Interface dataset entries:
◇ ◇ ◇ ◇

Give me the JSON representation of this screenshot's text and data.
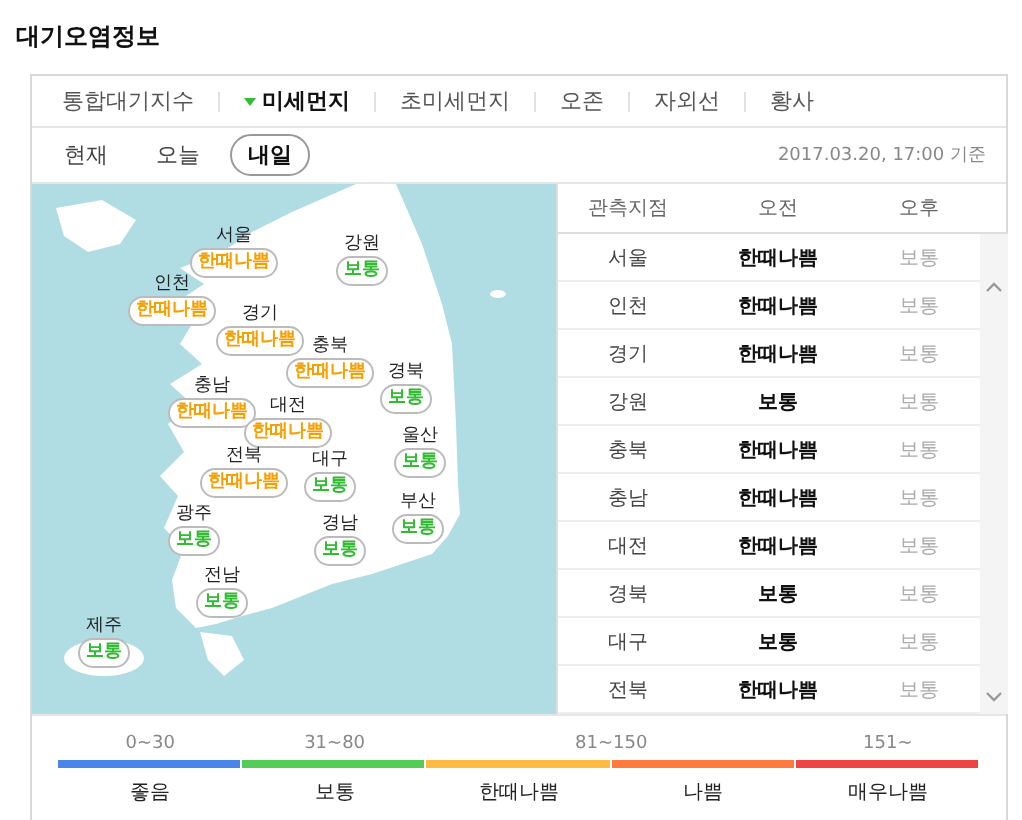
{
  "title": "대기오염정보",
  "tabs": [
    {
      "label": "통합대기지수",
      "selected": false
    },
    {
      "label": "미세먼지",
      "selected": true
    },
    {
      "label": "초미세먼지",
      "selected": false
    },
    {
      "label": "오존",
      "selected": false
    },
    {
      "label": "자외선",
      "selected": false
    },
    {
      "label": "황사",
      "selected": false
    }
  ],
  "day_tabs": [
    {
      "label": "현재",
      "selected": false
    },
    {
      "label": "오늘",
      "selected": false
    },
    {
      "label": "내일",
      "selected": true
    }
  ],
  "timestamp": "2017.03.20, 17:00 기준",
  "map_regions": [
    {
      "name": "서울",
      "grade": "한때나쁨",
      "color": "#f5a000"
    },
    {
      "name": "강원",
      "grade": "보통",
      "color": "#33bb33"
    },
    {
      "name": "인천",
      "grade": "한때나쁨",
      "color": "#f5a000"
    },
    {
      "name": "경기",
      "grade": "한때나쁨",
      "color": "#f5a000"
    },
    {
      "name": "충북",
      "grade": "한때나쁨",
      "color": "#f5a000"
    },
    {
      "name": "경북",
      "grade": "보통",
      "color": "#33bb33"
    },
    {
      "name": "충남",
      "grade": "한때나쁨",
      "color": "#f5a000"
    },
    {
      "name": "대전",
      "grade": "한때나쁨",
      "color": "#f5a000"
    },
    {
      "name": "울산",
      "grade": "보통",
      "color": "#33bb33"
    },
    {
      "name": "전북",
      "grade": "한때나쁨",
      "color": "#f5a000"
    },
    {
      "name": "대구",
      "grade": "보통",
      "color": "#33bb33"
    },
    {
      "name": "광주",
      "grade": "보통",
      "color": "#33bb33"
    },
    {
      "name": "부산",
      "grade": "보통",
      "color": "#33bb33"
    },
    {
      "name": "경남",
      "grade": "보통",
      "color": "#33bb33"
    },
    {
      "name": "전남",
      "grade": "보통",
      "color": "#33bb33"
    },
    {
      "name": "제주",
      "grade": "보통",
      "color": "#33bb33"
    }
  ],
  "table": {
    "columns": [
      "관측지점",
      "오전",
      "오후"
    ],
    "rows": [
      [
        "서울",
        "한때나쁨",
        "보통"
      ],
      [
        "인천",
        "한때나쁨",
        "보통"
      ],
      [
        "경기",
        "한때나쁨",
        "보통"
      ],
      [
        "강원",
        "보통",
        "보통"
      ],
      [
        "충북",
        "한때나쁨",
        "보통"
      ],
      [
        "충남",
        "한때나쁨",
        "보통"
      ],
      [
        "대전",
        "한때나쁨",
        "보통"
      ],
      [
        "경북",
        "보통",
        "보통"
      ],
      [
        "대구",
        "보통",
        "보통"
      ],
      [
        "전북",
        "한때나쁨",
        "보통"
      ]
    ]
  },
  "legend": [
    {
      "range": "0~30",
      "grades": [
        {
          "label": "좋음",
          "color": "#4a86e8"
        }
      ]
    },
    {
      "range": "31~80",
      "grades": [
        {
          "label": "보통",
          "color": "#55cc55"
        }
      ]
    },
    {
      "range": "81~150",
      "grades": [
        {
          "label": "한때나쁨",
          "color": "#ffbb44"
        },
        {
          "label": "나쁨",
          "color": "#ff7a3d"
        }
      ]
    },
    {
      "range": "151~",
      "grades": [
        {
          "label": "매우나쁨",
          "color": "#ee4444"
        }
      ]
    }
  ]
}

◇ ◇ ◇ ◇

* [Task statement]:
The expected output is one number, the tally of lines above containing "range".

* [Solution]:
4